In 1967, MIT political scientist Walter Dean Burnham built on Key’s work. In "Party Systems and the Political Process," Burnham laid out a new theory of realignments, suggesting that they’re cyclical and strike every 30 to 40 years. He called them "America’s surrogate for revolution." They could be foreshadowed by Key’s critical elections, but were precipitated by wars or depressions that exposed the inadequacy of prevailing party ideologies.

So, will the 2016 Presidential election prove to be another key moment of realignment? In an April 25, 2016 report, National Public Radio correspondent Mara Liasson quoted several experts who believe that the fundamental composition of the two major parties is unlikely to change in the near future. Nevertheless, internal battles within each party may effect the Democrats' and Republicans' stances on bigger issues. Liasson stated:

The big question is what effect this year's populist politics will have on both parties over time. In the past, populist movements have forced a realignment or a reshuffling of voters. Think George Wallace leading Southern whites out of the Democratic Party in the late '60s and early '70s. That kind of big shift in voter allegiance is probably not in the cards. There are not many socially conservative, economically populist white Democrats left that could switch to the Republicans. And there are not that many socially liberal, upscale white Republicans left who could switch to the Democrats.

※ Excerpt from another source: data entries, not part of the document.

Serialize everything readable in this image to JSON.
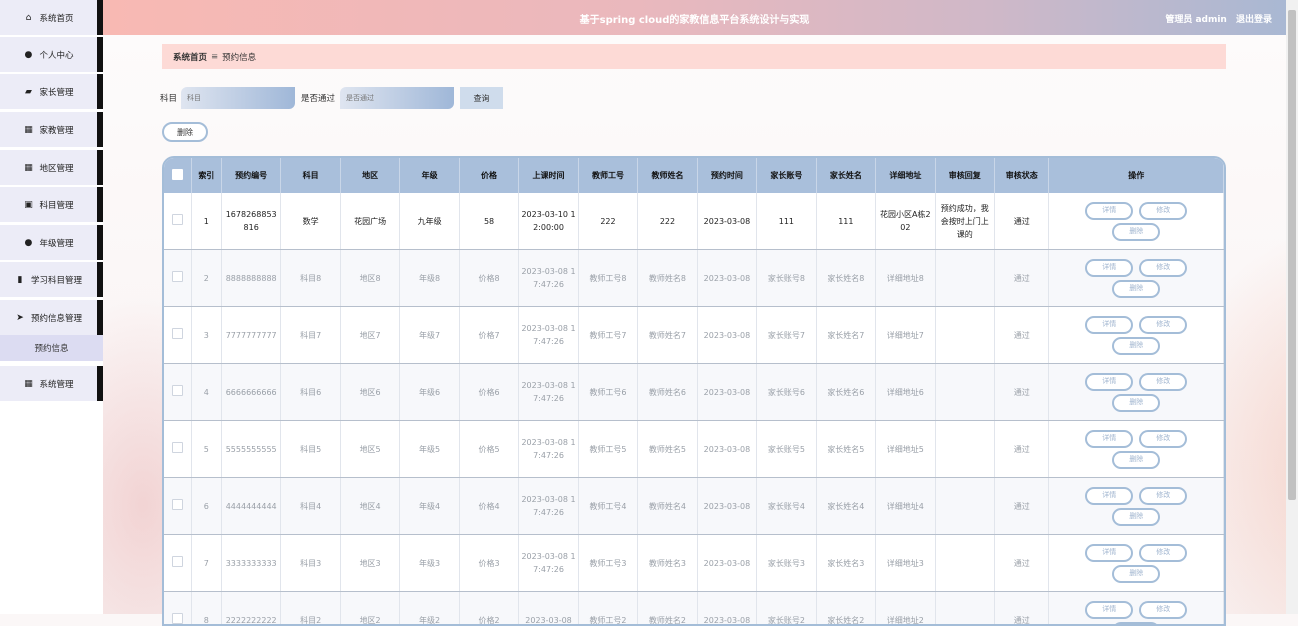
{
  "header": {
    "title": "基于spring cloud的家教信息平台系统设计与实现",
    "user": "管理员 admin",
    "logout": "退出登录"
  },
  "sidebar": {
    "items": [
      {
        "label": "系统首页",
        "icon": "home-icon",
        "glyph": "⌂"
      },
      {
        "label": "个人中心",
        "icon": "user-icon",
        "glyph": "●"
      },
      {
        "label": "家长管理",
        "icon": "folder-icon",
        "glyph": "▰"
      },
      {
        "label": "家教管理",
        "icon": "grid-icon",
        "glyph": "▦"
      },
      {
        "label": "地区管理",
        "icon": "grid-icon",
        "glyph": "▦"
      },
      {
        "label": "科目管理",
        "icon": "briefcase-icon",
        "glyph": "▣"
      },
      {
        "label": "年级管理",
        "icon": "user-icon",
        "glyph": "●"
      },
      {
        "label": "学习科目管理",
        "icon": "bar-chart-icon",
        "glyph": "▮"
      },
      {
        "label": "预约信息管理",
        "icon": "send-icon",
        "glyph": "➤"
      },
      {
        "label": "系统管理",
        "icon": "grid-icon",
        "glyph": "▦"
      }
    ],
    "submenu": "预约信息"
  },
  "breadcrumb": {
    "home": "系统首页",
    "separator": "≡",
    "current": "预约信息"
  },
  "search": {
    "label1": "科目",
    "placeholder1": "科目",
    "label2": "是否通过",
    "placeholder2": "是否通过",
    "query_label": "查询"
  },
  "delete_all_label": "删除",
  "table": {
    "headers": [
      "索引",
      "预约编号",
      "科目",
      "地区",
      "年级",
      "价格",
      "上课时间",
      "教师工号",
      "教师姓名",
      "预约时间",
      "家长账号",
      "家长姓名",
      "详细地址",
      "审核回复",
      "审核状态",
      "操作"
    ],
    "rows": [
      [
        "1",
        "1678268853816",
        "数学",
        "花园广场",
        "九年级",
        "58",
        "2023-03-10 12:00:00",
        "222",
        "222",
        "2023-03-08",
        "111",
        "111",
        "花园小区A栋202",
        "预约成功，我会按时上门上课的",
        "通过"
      ],
      [
        "2",
        "8888888888",
        "科目8",
        "地区8",
        "年级8",
        "价格8",
        "2023-03-08 17:47:26",
        "教师工号8",
        "教师姓名8",
        "2023-03-08",
        "家长账号8",
        "家长姓名8",
        "详细地址8",
        "",
        "通过"
      ],
      [
        "3",
        "7777777777",
        "科目7",
        "地区7",
        "年级7",
        "价格7",
        "2023-03-08 17:47:26",
        "教师工号7",
        "教师姓名7",
        "2023-03-08",
        "家长账号7",
        "家长姓名7",
        "详细地址7",
        "",
        "通过"
      ],
      [
        "4",
        "6666666666",
        "科目6",
        "地区6",
        "年级6",
        "价格6",
        "2023-03-08 17:47:26",
        "教师工号6",
        "教师姓名6",
        "2023-03-08",
        "家长账号6",
        "家长姓名6",
        "详细地址6",
        "",
        "通过"
      ],
      [
        "5",
        "5555555555",
        "科目5",
        "地区5",
        "年级5",
        "价格5",
        "2023-03-08 17:47:26",
        "教师工号5",
        "教师姓名5",
        "2023-03-08",
        "家长账号5",
        "家长姓名5",
        "详细地址5",
        "",
        "通过"
      ],
      [
        "6",
        "4444444444",
        "科目4",
        "地区4",
        "年级4",
        "价格4",
        "2023-03-08 17:47:26",
        "教师工号4",
        "教师姓名4",
        "2023-03-08",
        "家长账号4",
        "家长姓名4",
        "详细地址4",
        "",
        "通过"
      ],
      [
        "7",
        "3333333333",
        "科目3",
        "地区3",
        "年级3",
        "价格3",
        "2023-03-08 17:47:26",
        "教师工号3",
        "教师姓名3",
        "2023-03-08",
        "家长账号3",
        "家长姓名3",
        "详细地址3",
        "",
        "通过"
      ],
      [
        "8",
        "2222222222",
        "科目2",
        "地区2",
        "年级2",
        "价格2",
        "2023-03-08",
        "教师工号2",
        "教师姓名2",
        "2023-03-08",
        "家长账号2",
        "家长姓名2",
        "详细地址2",
        "",
        "通过"
      ]
    ],
    "ops": [
      "详情",
      "修改",
      "删除"
    ]
  }
}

"I think the party coalitions are pretty well defined," said Michael Lind of the New America Foundation. "The civil wars within the parties are about defining the party platforms more than the party coalitions."

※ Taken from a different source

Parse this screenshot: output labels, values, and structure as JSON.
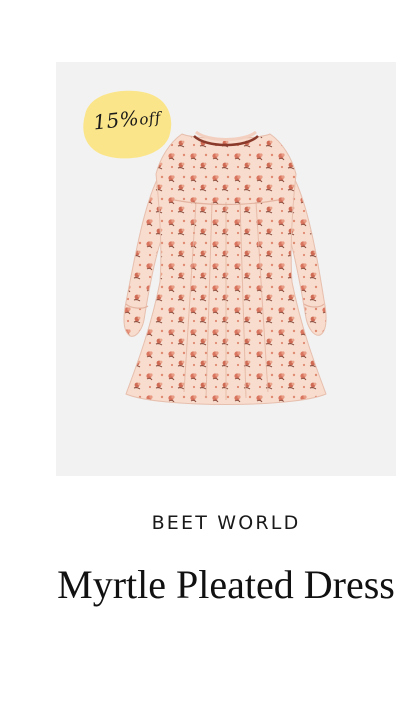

For the Republicans, that civil war might lead to a debate about a new policy agenda, a more populist agenda that's less friendly to big business and the wealthy and more attuned to the concerns of the white working class. Henry Olsen, the author of The Four Faces Of The Republican Party, sees that as the lesson of this year's Republican primaries....

For the Democrats, populism is also here to stay even though it hasn't had the kind of seismic consequences as it has for the GOP. Bill Galston, a former Clinton White House aide, says there's a lot of economic discontent among "young adults, the working class and the middle class. So there's something real there for Democrats. And it's not going away."

Hillary Clinton will have to absorb some of Sanders' left-wing populism as she moves forward to the general election. She has already moved toward Sanders on expanding Social Security, if not on breaking up the big banks....

Trump's populist positions are challenging the Republican Party's basic DNA, its core ideology about foreign policy and trade and limited government. On the Democratic side, Sanders doesn't represent as big a break with Democratic orthodoxy. He represents a wing of the party that's always been there but has just gotten to be a much bigger part of the coalition this year.

Realignment illustrates that the major American political parties are dynamic entities that constantly shift based on voters' changig attitudes.


For Discussion:

  1. How much of the material in this reading was new to you, and how much was already familiar? Do you have any questions about what you read?
  2. According to the reading, what is the concept of realignment?
  3. What do you think? Do you think the Trump and Sanders candidacies signal a realignment in American politics?
  4. Are there any constituencies or interest groups in American politics that you think might benefit from changing their party allegiance, or even forming a new party? Explain your position.